Diana explains the potential for trouble: 'There's a big transformation scene when Clara falls asleep – or is she asleep? – and the room grows. I have to control every single part of that transformation so that everybody knows what they have to do and at what time so that nothing crashes into each other.

'There's a very real risk of that – if one part of the scenery doesn't go out before the fireplace turns round, it can crash, and if the fireplace doesn't turn quickly enough then the scenery coming in from above will hit the top of it.'

Diana must constantly be prepared to think on her feet. 'Sometimes I just have to make a very, very fast decision because sometimes something might go wrong that's never happened before. A tree might have to fly out and every day it flies out perfectly, and suddenly in the middle of a performance it gets caught. And I have to make the call as to what to do about it.'

'One problem, for example, is air conditioning, which is a killer for live theatre. The moment the curtain goes out you've got all this open space and get air currents moving around the stage and auditorium. This means that all of the silk scenery starts to move.

'They're hung only about eight inches apart, so you might have a situation where one gets caught on another. And that's the hardest thing about Nutcracker, because there's so much moving at different time, and all the light is just on the dancers so it's so dark up there, and there can be delays that mean you’re going to miss cues, so you’re constantly making judgement calls. But that's what's so exciting about it.'

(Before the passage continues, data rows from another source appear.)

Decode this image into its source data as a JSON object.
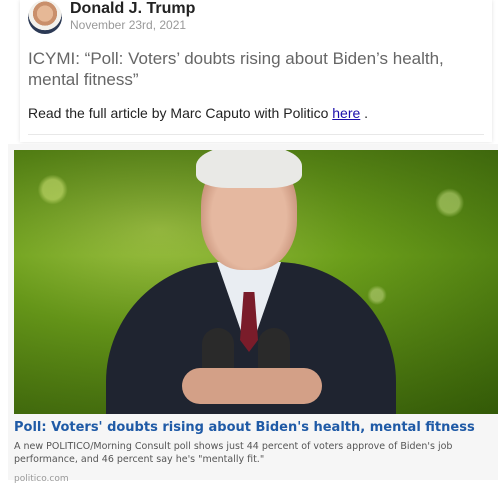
{
  "post": {
    "author": "Donald J. Trump",
    "date": "November 23rd, 2021",
    "body": "ICYMI: “Poll: Voters’ doubts rising about Biden’s health, mental fitness”",
    "link_line_prefix": "Read the full article by Marc Caputo with Politico ",
    "link_text": "here",
    "link_line_suffix": " ."
  },
  "card": {
    "title": "Poll: Voters' doubts rising about Biden's health, mental fitness",
    "description": "A new POLITICO/Morning Consult poll shows just 44 percent of voters approve of Biden's job performance, and 46 percent say he's \"mentally fit.\"",
    "source": "politico.com"
  },
  "colors": {
    "card_title": "#1f5aa6",
    "link": "#1a0dab",
    "date": "#999999"
  }
}
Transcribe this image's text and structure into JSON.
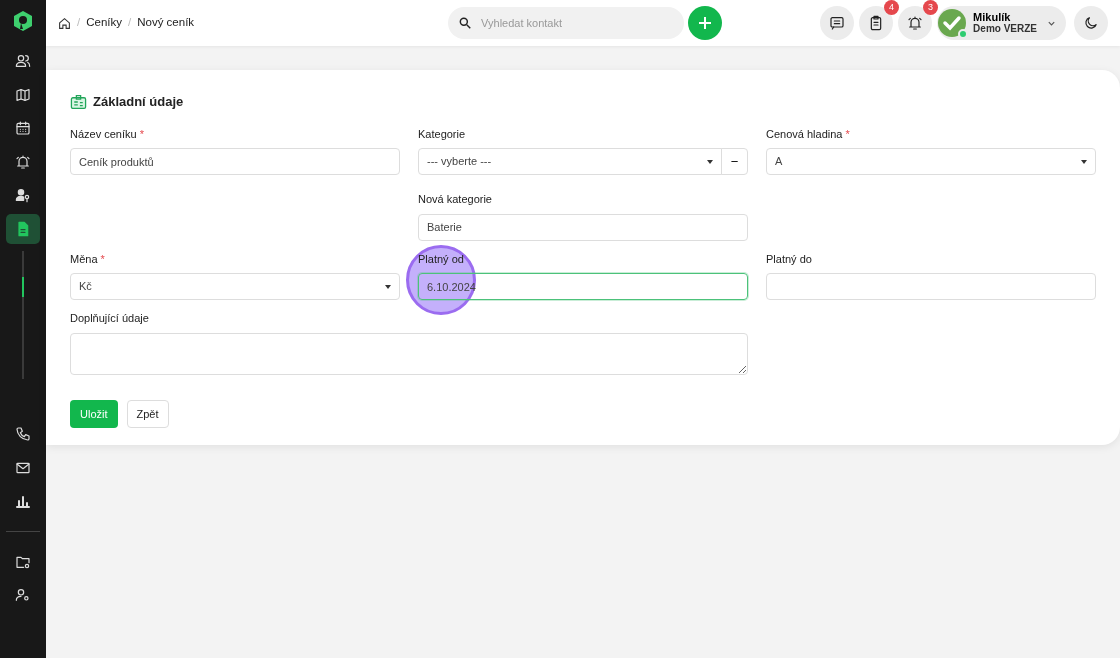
{
  "sidebar": {
    "items": [
      {
        "kind": "contacts",
        "selected": false
      },
      {
        "kind": "map",
        "selected": false
      },
      {
        "kind": "calendar",
        "selected": false
      },
      {
        "kind": "alarm",
        "selected": false
      },
      {
        "kind": "user-key",
        "selected": false
      },
      {
        "kind": "document",
        "selected": true
      },
      {
        "kind": "phone",
        "selected": false
      },
      {
        "kind": "mail",
        "selected": false
      },
      {
        "kind": "chart",
        "selected": false
      },
      {
        "kind": "folder-settings",
        "selected": false
      },
      {
        "kind": "user-settings",
        "selected": false
      }
    ]
  },
  "breadcrumb": [
    {
      "separator": "/",
      "label": "Ceníky"
    },
    {
      "separator": "/",
      "label": "Nový ceník"
    }
  ],
  "search": {
    "placeholder": "Vyhledat kontakt"
  },
  "header_buttons": [
    {
      "kind": "chat"
    },
    {
      "kind": "clipboard",
      "badge": "4"
    },
    {
      "kind": "alarm",
      "badge": "3"
    }
  ],
  "user": {
    "name": "Mikulík",
    "subtitle": "Demo VERZE",
    "online": true
  },
  "form": {
    "title": "Základní údaje",
    "fields": [
      {
        "kind": "text",
        "label": "Název ceníku",
        "required_mark": "*",
        "value": "Ceník produktů",
        "focused": false
      },
      {
        "kind": "select",
        "label": "Kategorie",
        "value": "--- vyberte ---",
        "focused": false,
        "remove_button": "−",
        "new_category": {
          "label": "Nová kategorie",
          "value": "Baterie"
        }
      },
      {
        "kind": "select",
        "label": "Cenová hladina",
        "required_mark": "*",
        "value": "A",
        "focused": false
      },
      {
        "kind": "select",
        "label": "Měna",
        "required_mark": "*",
        "value": "Kč",
        "focused": false
      },
      {
        "kind": "text",
        "label": "Platný od",
        "value": "6.10.2024",
        "focused": true,
        "clicked": true
      },
      {
        "kind": "text",
        "label": "Platný do",
        "focused": false
      },
      {
        "kind": "textarea",
        "label": "Doplňující údaje"
      }
    ],
    "buttons": [
      {
        "kind": "primary",
        "label": "Uložit"
      },
      {
        "kind": "secondary",
        "label": "Zpět"
      }
    ]
  }
}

The team also have contingencies for a host of worst-case scenarios. 'One thing which we have thought about for example, is what if the motor broke on the goose and it stopped working?' she reveals. 'How would we get it down and would we stop the show? Would I bring the curtain in? Thankfully we have a whole plan for what we'd do, but I'm not going to tell you what it is because I'm hoping it will never happen!'